TASK BRIEF
Within the records, tally the lines that contain "result" and reply with that number only.

DATA FOR PROCESSING
────

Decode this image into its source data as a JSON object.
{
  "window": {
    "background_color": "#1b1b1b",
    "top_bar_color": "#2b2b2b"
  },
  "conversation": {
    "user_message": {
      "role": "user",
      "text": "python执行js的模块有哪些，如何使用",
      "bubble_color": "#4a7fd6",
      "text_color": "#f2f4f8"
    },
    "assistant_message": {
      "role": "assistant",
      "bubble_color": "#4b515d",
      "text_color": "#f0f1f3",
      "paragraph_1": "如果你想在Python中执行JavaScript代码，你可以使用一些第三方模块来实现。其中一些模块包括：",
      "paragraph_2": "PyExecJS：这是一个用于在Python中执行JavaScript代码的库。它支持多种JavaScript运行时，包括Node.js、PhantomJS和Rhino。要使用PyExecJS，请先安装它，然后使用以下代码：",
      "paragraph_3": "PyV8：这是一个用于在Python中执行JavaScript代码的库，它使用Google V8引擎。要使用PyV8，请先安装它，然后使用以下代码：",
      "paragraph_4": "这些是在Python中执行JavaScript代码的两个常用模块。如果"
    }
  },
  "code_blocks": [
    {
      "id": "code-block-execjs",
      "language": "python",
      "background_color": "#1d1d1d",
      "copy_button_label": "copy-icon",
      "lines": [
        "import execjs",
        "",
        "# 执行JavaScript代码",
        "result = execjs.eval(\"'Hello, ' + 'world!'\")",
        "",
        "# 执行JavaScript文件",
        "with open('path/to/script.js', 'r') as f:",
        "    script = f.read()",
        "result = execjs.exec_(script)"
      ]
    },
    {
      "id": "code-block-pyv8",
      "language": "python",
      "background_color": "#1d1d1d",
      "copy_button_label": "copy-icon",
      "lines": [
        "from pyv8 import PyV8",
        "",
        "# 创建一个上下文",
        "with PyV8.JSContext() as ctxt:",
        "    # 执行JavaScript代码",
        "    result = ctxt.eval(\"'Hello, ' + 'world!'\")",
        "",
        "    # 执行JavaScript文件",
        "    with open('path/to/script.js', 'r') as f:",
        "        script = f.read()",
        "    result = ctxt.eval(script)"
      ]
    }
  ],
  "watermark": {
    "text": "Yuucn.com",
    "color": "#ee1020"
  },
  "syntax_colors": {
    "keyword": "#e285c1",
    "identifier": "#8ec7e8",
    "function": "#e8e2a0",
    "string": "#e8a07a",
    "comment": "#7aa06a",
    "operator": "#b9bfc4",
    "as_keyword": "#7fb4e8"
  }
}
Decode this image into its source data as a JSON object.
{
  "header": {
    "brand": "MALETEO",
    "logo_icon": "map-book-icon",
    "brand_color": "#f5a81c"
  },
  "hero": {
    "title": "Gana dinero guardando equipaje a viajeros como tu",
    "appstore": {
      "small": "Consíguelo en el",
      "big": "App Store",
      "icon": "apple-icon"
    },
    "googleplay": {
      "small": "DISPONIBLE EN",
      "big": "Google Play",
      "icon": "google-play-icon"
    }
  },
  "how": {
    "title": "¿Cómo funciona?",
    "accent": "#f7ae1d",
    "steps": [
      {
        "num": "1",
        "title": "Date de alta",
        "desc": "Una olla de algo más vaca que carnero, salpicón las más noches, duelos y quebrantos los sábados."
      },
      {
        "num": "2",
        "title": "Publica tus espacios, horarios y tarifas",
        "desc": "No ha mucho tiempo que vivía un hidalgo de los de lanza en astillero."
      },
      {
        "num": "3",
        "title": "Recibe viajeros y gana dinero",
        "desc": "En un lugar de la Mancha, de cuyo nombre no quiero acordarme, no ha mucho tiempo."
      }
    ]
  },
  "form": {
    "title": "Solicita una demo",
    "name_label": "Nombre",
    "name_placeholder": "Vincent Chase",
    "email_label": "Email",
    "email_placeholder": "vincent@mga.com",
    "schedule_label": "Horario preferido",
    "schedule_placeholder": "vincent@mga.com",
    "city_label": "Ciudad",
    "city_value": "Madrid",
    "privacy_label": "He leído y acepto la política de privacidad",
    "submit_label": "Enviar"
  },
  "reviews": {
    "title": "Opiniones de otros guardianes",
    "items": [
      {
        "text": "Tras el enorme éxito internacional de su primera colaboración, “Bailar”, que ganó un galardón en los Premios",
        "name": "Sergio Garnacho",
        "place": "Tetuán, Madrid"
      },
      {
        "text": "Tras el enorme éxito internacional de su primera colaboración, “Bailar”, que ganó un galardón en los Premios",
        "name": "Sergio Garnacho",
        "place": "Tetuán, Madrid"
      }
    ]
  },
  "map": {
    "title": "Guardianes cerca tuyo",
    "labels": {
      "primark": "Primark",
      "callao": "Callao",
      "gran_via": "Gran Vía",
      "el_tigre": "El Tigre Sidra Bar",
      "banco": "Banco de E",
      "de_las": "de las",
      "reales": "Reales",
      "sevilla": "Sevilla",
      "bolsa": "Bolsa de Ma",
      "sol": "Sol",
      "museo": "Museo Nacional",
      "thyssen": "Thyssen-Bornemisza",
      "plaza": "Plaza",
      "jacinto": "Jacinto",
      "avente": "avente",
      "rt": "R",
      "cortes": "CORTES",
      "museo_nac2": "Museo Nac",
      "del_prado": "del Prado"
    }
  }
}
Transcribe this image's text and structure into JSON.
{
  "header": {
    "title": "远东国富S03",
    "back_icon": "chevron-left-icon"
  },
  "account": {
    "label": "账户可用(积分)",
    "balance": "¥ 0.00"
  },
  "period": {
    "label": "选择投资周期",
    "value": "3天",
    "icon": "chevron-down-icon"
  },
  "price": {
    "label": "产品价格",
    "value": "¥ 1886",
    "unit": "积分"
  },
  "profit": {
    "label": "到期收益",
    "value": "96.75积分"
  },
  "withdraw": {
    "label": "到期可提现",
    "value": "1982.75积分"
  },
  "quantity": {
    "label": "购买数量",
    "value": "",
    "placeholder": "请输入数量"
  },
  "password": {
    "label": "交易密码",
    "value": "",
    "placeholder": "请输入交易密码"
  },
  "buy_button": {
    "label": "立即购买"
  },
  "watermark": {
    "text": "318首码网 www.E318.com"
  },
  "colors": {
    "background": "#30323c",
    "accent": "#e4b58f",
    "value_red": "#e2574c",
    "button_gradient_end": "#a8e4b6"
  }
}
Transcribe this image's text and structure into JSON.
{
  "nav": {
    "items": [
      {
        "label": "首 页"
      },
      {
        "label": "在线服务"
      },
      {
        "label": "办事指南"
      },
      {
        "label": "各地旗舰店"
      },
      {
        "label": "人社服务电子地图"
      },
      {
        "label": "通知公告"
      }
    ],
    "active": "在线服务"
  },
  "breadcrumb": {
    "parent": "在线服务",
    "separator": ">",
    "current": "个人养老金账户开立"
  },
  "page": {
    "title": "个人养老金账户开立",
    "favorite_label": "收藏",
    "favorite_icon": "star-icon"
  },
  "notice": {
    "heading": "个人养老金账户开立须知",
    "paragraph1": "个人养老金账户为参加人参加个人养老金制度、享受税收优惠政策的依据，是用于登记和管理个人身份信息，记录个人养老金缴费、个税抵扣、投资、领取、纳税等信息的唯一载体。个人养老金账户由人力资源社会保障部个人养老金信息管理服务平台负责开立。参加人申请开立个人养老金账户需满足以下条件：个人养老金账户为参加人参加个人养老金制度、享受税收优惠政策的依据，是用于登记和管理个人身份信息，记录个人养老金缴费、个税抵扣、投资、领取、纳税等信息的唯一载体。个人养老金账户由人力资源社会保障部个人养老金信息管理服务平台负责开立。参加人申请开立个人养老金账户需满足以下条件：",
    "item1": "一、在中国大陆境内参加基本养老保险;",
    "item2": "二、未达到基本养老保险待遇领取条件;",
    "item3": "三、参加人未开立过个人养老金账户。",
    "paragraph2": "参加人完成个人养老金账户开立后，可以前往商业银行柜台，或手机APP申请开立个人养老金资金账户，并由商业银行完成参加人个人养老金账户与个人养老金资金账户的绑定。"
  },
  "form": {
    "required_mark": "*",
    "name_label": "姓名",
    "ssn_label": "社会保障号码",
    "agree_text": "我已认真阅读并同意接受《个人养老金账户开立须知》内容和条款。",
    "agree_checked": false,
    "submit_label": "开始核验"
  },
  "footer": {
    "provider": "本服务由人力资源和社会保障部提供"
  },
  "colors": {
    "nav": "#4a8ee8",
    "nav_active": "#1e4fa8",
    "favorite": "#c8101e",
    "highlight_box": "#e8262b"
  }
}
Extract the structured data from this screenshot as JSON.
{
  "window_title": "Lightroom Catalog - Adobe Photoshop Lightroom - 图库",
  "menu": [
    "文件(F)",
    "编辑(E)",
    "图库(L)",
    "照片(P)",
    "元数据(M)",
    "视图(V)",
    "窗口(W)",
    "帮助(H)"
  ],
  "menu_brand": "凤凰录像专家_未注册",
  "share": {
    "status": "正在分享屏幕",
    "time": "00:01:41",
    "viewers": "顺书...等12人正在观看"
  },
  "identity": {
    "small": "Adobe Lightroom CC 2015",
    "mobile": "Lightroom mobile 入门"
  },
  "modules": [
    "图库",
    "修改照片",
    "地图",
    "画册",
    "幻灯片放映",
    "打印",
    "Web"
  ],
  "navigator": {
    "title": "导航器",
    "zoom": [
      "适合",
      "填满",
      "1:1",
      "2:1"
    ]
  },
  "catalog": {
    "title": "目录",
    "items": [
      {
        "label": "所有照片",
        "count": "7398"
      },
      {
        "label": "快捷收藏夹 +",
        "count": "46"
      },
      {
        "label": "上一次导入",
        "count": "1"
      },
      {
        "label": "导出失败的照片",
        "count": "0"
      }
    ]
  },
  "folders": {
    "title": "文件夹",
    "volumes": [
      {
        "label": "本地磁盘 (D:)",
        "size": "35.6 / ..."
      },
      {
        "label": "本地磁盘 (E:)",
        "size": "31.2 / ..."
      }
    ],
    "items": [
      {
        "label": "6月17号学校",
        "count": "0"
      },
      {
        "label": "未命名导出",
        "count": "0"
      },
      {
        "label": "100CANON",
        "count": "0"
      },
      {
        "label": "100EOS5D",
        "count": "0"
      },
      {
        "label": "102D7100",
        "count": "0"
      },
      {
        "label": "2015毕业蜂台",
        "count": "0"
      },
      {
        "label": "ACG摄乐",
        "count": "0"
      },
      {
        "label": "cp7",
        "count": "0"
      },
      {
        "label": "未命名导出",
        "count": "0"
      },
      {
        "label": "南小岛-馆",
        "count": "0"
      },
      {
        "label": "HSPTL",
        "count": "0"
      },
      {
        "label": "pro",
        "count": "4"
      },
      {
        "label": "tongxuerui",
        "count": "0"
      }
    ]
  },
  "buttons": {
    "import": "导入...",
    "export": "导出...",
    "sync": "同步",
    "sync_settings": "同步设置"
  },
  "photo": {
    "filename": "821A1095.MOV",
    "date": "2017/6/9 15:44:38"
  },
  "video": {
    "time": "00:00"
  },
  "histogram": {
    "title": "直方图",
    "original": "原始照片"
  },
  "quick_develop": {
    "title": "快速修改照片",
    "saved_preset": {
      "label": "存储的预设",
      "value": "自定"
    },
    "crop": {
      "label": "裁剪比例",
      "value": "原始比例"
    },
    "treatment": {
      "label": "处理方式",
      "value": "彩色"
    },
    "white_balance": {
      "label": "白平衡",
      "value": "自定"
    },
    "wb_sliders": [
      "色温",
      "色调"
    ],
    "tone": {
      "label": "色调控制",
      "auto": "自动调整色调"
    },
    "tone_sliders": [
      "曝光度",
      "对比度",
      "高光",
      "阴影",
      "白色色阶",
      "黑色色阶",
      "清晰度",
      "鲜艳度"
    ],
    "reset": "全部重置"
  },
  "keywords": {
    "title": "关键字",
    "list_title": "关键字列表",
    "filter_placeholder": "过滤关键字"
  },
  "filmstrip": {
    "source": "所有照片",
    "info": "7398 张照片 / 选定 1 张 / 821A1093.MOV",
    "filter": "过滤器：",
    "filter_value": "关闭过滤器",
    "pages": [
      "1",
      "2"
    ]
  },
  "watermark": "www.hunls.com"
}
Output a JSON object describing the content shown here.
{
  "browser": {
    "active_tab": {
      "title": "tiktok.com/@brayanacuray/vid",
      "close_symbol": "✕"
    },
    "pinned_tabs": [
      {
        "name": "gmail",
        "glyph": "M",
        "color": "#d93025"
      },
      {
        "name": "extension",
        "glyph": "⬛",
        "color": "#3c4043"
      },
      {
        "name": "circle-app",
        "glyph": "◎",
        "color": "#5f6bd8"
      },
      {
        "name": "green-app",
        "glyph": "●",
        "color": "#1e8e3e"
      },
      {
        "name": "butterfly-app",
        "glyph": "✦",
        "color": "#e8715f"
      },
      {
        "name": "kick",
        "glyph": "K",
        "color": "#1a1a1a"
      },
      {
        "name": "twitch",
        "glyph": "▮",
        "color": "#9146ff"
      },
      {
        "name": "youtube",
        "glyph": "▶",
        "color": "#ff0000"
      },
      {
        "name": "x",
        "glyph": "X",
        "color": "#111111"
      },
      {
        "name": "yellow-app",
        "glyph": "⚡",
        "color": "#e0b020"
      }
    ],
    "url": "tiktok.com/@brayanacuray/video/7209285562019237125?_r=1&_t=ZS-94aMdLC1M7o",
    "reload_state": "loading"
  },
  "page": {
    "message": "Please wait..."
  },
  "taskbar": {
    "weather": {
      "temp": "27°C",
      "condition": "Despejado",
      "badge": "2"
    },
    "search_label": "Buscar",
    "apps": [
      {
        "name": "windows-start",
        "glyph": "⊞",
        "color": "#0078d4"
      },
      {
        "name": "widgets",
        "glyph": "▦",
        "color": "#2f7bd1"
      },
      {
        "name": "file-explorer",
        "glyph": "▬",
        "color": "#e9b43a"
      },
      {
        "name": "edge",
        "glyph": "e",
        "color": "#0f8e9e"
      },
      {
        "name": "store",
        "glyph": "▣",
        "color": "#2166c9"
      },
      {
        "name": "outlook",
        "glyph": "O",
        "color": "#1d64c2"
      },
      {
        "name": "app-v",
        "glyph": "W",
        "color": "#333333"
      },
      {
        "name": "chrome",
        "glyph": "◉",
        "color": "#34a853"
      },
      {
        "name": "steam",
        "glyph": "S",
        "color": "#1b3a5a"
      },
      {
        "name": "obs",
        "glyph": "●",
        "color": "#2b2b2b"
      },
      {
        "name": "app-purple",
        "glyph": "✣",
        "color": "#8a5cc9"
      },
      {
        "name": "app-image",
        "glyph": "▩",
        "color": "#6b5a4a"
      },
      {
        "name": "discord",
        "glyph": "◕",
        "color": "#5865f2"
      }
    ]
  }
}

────

OUTPUT FOR THIS TASK
4